New Chief Will Seek to Redefine the Role of the U.S. Army
Dempsey wants to clearly define the role of the Army in 2020 and estimate, accordingly, the size, make-up and equipment that future forces will need, he said May 5 at an Association of the U.S. Army’s Institute of Land Warfare breakfast meeting in Arlington, Va.
A draft should be completed by June 14, the Army’s 236th birthday, he said.
This latest attempt to revisit the Army’s purpose and identity comes less than a year after the service unveiled an “operational concept” for how it envisions fighting wars from 2016 to 2028. That document, written by Brig. Gen. H.R. McMaster, a senior adviser to Gen. David Petraeus, cemented into doctrine the lessons from the current conflicts, and stressed the Army’s role in non-traditional warfare such as counterinsurgency and stability operations.
But a looming budget crunch and declining public support for the war in Afghanistan are forcing the Army to rethink assumptions. Some “enduring requirements” will never change, such as the need to defend the nation, Dempsey said. Nevertheless, the Army will have to articulate more specifically how it will contribute to the nation’s security in 2020, when current conflicts presumably will be over, he added.
Defense Secretary Robert Gates set the tone in aFebruary speech to West Point cadets, when he predicted that massive ground force deployments and Afghanistan-like occupations are not likely to be repeated in the foreseeable future.

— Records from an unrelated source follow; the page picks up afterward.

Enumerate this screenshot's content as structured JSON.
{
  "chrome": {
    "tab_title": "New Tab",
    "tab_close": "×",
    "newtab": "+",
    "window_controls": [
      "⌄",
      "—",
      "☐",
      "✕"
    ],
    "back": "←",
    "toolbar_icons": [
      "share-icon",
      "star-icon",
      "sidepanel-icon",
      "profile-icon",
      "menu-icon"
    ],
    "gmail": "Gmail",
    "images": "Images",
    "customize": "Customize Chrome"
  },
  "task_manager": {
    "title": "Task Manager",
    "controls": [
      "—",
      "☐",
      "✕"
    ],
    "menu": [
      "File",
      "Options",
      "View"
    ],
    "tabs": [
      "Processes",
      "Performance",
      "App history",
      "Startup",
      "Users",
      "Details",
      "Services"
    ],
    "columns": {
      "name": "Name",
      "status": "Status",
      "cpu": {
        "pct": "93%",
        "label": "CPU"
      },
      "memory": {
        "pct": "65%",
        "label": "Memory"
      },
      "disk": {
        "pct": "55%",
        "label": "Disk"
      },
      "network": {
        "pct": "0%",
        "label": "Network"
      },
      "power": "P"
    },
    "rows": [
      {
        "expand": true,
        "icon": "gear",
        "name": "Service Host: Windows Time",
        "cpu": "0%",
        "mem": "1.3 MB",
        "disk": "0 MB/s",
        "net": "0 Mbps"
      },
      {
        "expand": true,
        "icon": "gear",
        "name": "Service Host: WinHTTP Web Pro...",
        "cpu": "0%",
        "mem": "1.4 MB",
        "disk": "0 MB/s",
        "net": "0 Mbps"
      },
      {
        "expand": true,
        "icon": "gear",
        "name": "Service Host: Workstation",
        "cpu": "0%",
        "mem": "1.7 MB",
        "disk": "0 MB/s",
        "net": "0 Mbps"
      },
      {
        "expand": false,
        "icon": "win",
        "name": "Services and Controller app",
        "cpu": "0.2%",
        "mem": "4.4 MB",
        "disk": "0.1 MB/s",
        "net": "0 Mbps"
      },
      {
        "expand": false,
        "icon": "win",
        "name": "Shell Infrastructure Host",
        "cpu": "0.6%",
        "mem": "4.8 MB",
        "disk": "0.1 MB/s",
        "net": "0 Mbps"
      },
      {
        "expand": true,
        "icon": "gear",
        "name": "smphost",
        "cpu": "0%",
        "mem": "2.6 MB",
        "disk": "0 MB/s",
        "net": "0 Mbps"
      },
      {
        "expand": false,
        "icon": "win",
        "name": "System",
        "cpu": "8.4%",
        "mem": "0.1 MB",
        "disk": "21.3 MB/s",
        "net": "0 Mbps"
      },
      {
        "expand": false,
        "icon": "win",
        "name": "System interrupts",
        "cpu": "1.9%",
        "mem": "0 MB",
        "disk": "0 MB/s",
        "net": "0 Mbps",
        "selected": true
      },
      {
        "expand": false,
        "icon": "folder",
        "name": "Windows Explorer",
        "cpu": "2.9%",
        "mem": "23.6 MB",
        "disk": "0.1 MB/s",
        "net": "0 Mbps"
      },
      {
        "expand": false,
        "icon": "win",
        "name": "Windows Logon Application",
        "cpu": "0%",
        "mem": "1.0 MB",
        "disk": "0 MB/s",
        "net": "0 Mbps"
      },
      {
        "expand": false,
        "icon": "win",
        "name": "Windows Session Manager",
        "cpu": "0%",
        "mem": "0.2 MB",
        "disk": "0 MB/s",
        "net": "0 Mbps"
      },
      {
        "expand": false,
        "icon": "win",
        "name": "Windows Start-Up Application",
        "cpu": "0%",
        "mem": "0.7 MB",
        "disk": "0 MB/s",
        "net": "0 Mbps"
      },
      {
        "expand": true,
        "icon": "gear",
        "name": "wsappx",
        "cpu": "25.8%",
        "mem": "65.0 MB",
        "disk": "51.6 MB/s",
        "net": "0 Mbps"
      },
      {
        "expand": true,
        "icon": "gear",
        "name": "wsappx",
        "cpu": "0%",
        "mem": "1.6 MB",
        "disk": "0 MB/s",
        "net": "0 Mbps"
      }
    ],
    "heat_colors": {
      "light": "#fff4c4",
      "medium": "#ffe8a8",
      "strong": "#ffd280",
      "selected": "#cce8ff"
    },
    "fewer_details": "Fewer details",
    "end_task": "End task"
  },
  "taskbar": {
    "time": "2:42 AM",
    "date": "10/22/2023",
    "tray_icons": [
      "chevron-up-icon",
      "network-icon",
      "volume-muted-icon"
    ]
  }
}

He cautioned the Army to begin thinking about how it will transition to a new era of unpredictable threats and leaner budgets.

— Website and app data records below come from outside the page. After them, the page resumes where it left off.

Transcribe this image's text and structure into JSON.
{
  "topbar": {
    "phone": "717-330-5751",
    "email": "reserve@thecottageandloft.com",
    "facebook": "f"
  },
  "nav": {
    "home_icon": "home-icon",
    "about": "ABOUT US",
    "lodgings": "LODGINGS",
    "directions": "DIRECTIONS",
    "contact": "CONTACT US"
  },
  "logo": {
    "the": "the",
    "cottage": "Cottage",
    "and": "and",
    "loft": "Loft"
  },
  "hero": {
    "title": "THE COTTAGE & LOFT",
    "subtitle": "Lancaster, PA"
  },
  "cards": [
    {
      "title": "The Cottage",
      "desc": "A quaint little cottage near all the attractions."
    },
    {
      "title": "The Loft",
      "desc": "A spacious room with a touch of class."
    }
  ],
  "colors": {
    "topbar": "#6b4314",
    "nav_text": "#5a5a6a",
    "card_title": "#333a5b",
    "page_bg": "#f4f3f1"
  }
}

“I do think it is important to think about what the Army will look like and must be able to do after large U.S. combat units are substantially drawn down in Afghanistan,” said Gates. “The need for heavy armor and firepower to survive, close with, and destroy the enemy will always be there. … Looking ahead, though, in the competition for tight defense dollars within and between the services, the Army also must confront the reality that the most plausible, high-end scenarios for the U.S. military are primarily naval and air engagements – whether in Asia, the Persian Gulf, or elsewhere.” The Army has to come to grips with the idea that the past decade of counterinsurgency fighting soon will be part of history and not likely to repeat itself, Gates said.

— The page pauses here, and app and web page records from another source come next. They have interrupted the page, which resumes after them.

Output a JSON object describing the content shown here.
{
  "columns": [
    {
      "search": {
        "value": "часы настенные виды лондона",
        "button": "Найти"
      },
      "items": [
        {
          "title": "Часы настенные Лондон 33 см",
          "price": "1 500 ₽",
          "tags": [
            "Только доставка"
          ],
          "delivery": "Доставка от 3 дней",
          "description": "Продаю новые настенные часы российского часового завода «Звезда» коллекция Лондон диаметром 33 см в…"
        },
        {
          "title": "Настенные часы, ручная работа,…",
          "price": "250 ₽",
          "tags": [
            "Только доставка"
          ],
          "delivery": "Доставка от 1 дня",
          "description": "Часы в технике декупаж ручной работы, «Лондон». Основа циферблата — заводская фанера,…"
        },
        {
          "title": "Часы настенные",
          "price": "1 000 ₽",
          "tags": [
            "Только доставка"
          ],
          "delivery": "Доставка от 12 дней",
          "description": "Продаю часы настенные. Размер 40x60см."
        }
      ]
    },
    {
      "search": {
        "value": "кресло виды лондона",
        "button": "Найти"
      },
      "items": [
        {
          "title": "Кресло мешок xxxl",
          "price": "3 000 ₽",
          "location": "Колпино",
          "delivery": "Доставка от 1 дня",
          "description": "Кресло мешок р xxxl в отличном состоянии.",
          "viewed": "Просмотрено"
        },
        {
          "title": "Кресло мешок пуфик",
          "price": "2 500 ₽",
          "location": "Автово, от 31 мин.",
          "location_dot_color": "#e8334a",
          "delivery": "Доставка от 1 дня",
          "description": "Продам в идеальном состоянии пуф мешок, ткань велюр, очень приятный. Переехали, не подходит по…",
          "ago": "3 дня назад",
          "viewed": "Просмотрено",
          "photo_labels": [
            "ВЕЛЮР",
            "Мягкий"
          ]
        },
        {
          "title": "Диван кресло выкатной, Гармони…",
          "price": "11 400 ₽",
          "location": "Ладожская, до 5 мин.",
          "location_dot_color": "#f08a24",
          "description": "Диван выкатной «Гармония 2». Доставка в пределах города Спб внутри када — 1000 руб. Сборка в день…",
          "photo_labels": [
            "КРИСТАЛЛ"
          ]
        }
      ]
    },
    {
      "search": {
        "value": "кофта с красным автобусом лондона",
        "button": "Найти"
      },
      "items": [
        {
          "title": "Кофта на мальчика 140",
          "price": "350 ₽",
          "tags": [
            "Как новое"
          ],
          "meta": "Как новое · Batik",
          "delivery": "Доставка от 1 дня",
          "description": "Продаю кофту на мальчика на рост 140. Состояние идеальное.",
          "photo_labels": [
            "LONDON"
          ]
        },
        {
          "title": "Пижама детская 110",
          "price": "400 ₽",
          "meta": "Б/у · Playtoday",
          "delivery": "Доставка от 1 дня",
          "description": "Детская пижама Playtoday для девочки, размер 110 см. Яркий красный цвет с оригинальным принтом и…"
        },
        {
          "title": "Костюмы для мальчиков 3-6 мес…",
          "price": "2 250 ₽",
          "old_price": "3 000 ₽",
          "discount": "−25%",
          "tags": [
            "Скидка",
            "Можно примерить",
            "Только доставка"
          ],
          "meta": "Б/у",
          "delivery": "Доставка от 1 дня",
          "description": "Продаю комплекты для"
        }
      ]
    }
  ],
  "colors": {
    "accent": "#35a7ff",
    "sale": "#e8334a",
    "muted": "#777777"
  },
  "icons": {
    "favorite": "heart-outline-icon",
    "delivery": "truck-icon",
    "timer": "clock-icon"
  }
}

Dempsey’s predecessor, now retired Gen. George Casey, had pushed back on suggestions that the Army needed to change. He had for years insisted that the Army should prepare for an era of “persistent conflict” and could not afford to downsize. In his last speech to an AUSA audience, Casey said, “We simply cannot afford to dismantle this incredible Army that we have so painstakingly built over the past decade.”
But lean times, indeed, are coming, Dempsey acknowledged. The point of the ongoing review, he said, is to “get ahead of the resources” and try to reshape the Army rather than endure wholesale cuts.
As to what weapon systems might be on the chopping block, Dempsey said it’s too early to say. “I think we have a pretty well framed modernization strategy for the Army we know today,” he said. Priorities might shift over time, though. “When we figure out that army of 2020 and we get a little bit more granularity, I think it’ll change … We’ve got a well-articulated strategy that is servicing the army of 2011 … but that may not be what we need in 2020.”
One area that is being studied more in-depth is how to better equip infantry squads, which are the Army’s most technologically disadvantaged formations. “I think there’ll be some things we want to deliver at the lowest tactical level,” he said. Most of the Army’s current major weapon systems were designed decades ago, “when we were looking at the Army from the top down … Some [weapon systems] were optimized for echelons above brigade.”
Over the past several years, the Army has transferred more authority and equipment to smaller units, especially companies. “A captain at a combat outpost on the Pak-Afghan border has as much capability or access as I did as a division commander in Baghdad in 2003,” Dempsey said. “That is not an exaggeration.” But one of the unintended consequences has been overburdening small units with a huge logistics tail. Soldiers bring so many electronic devices to combat now that, “all of a sudden you find the squad is overwhelmed by the requirement for batteries,” Dempsey said. “You can follow a U.S. infantry patrol in Afghanistan by the disposable batteries they leave behind … like bread crumbs.”
Dempsey has asked the Army Training and Doctrine Command to take a detailed look at squad-equipment needs.
“As we look to build our future Army, I believe it's important to see it from the bottom up, not the top down — beginning with the squad,” Dempsey posted on hisFacebook feed. “Why the squad? I believe that across just about every echelon in our Army, we have ‘overmatch’ against a future adversary with the exception of the squad. I would like to hear some ideas about how we can achieve overmatch.”
Former commandant of the Army War College, retired Maj. Gen. Robert H. Scales, has been anoutspoken critic of what he calls a chronic inattention to the needs of dismounted infantry, which have borne the brunt of the fighting. “Army units still go to war with M2 .50 caliber machine guns, which were originally issued in 1921, and fly Vietnam-era Chinook helicopters,” Scales said. The Army spends on average $17,000 to equip each soldier, but troops are still hugely vulnerable to enemy ambushes and roadside bombs.